┏━━

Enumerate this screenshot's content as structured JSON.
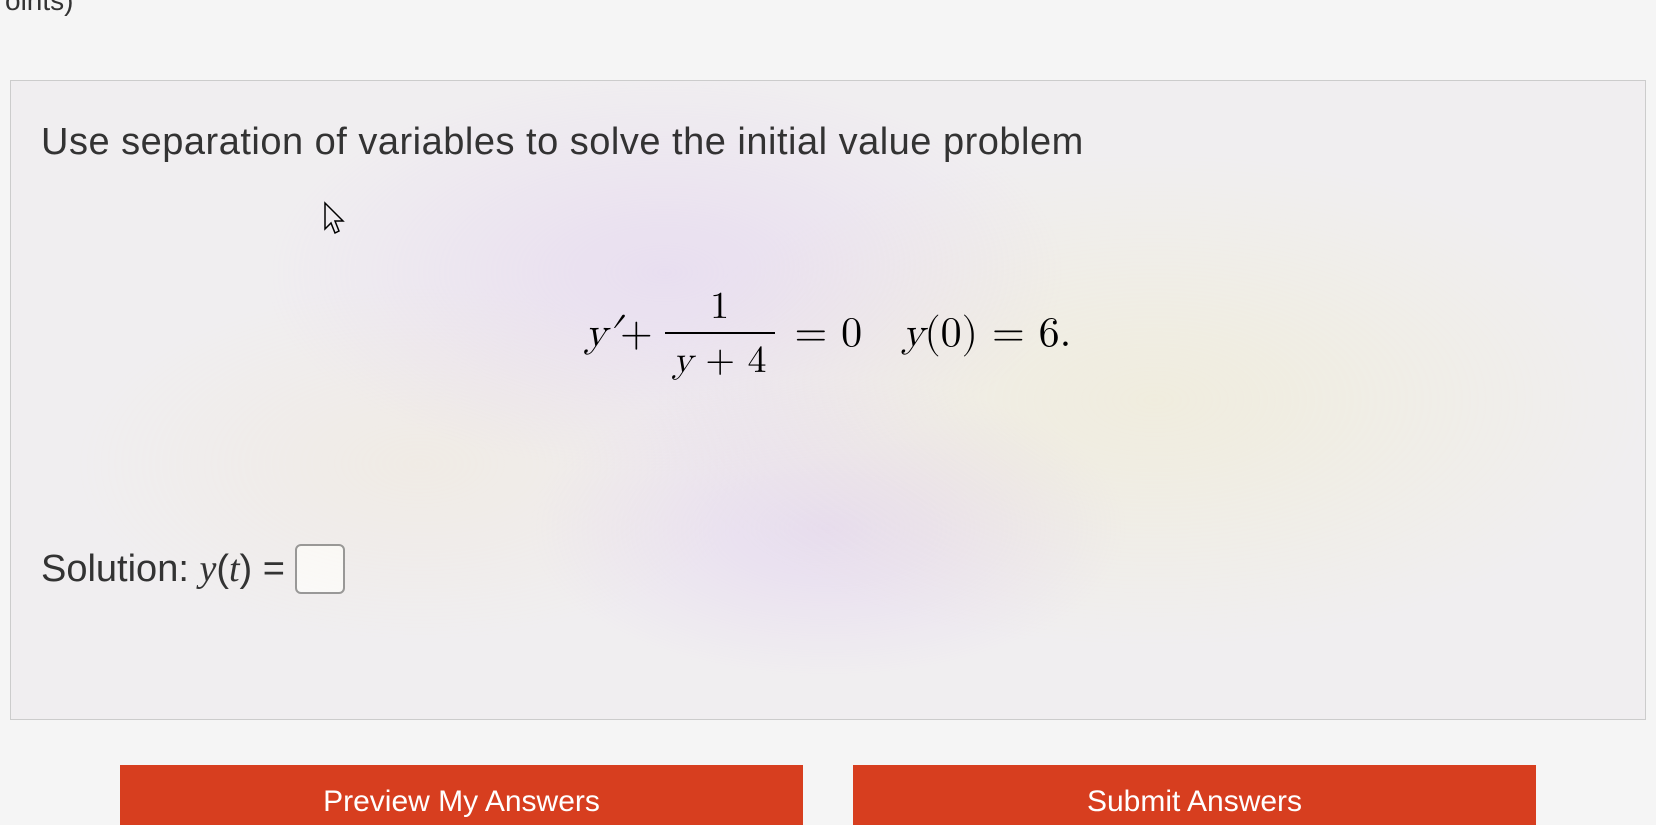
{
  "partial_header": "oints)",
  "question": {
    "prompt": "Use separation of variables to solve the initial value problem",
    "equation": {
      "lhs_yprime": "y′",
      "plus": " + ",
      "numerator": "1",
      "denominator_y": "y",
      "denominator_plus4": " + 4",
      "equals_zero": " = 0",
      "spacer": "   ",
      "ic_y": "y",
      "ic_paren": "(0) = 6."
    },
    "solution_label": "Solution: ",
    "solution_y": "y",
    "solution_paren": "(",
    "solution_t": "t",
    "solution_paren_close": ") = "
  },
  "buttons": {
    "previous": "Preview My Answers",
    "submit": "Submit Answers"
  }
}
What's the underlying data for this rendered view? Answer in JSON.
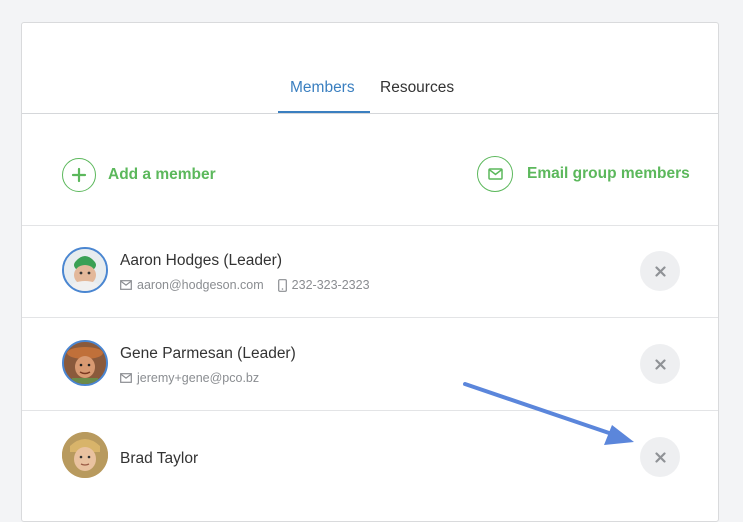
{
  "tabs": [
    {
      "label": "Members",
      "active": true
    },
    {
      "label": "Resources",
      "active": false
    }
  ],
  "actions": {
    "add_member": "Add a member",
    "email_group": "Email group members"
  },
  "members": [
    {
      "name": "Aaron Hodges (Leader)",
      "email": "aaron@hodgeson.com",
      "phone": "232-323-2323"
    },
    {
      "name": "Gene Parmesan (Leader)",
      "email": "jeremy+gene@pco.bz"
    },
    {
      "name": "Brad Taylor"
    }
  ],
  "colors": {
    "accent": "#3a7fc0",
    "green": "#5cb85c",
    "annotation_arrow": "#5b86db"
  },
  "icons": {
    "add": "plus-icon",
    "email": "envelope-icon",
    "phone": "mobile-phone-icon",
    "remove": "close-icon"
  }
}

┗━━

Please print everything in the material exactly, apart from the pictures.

Enumerate this screenshot's content as structured JSON.
{
  "partial_header": "oints)",
  "question": {
    "prompt": "Use separation of variables to solve the initial value problem",
    "equation": {
      "lhs_yprime": "y′",
      "plus": " + ",
      "numerator": "1",
      "denominator_y": "y",
      "denominator_plus4": " + 4",
      "equals_zero": " = 0",
      "spacer": "   ",
      "ic_y": "y",
      "ic_paren": "(0) = 6."
    },
    "solution_label": "Solution: ",
    "solution_y": "y",
    "solution_paren": "(",
    "solution_t": "t",
    "solution_paren_close": ") = "
  },
  "buttons": {
    "previous": "Preview My Answers",
    "submit": "Submit Answers"
  }
}
What's the underlying data for this rendered view? Answer in JSON.
{
  "tabs": [
    {
      "label": "Members",
      "active": true
    },
    {
      "label": "Resources",
      "active": false
    }
  ],
  "actions": {
    "add_member": "Add a member",
    "email_group": "Email group members"
  },
  "members": [
    {
      "name": "Aaron Hodges (Leader)",
      "email": "aaron@hodgeson.com",
      "phone": "232-323-2323"
    },
    {
      "name": "Gene Parmesan (Leader)",
      "email": "jeremy+gene@pco.bz"
    },
    {
      "name": "Brad Taylor"
    }
  ],
  "colors": {
    "accent": "#3a7fc0",
    "green": "#5cb85c",
    "annotation_arrow": "#5b86db"
  },
  "icons": {
    "add": "plus-icon",
    "email": "envelope-icon",
    "phone": "mobile-phone-icon",
    "remove": "close-icon"
  }
}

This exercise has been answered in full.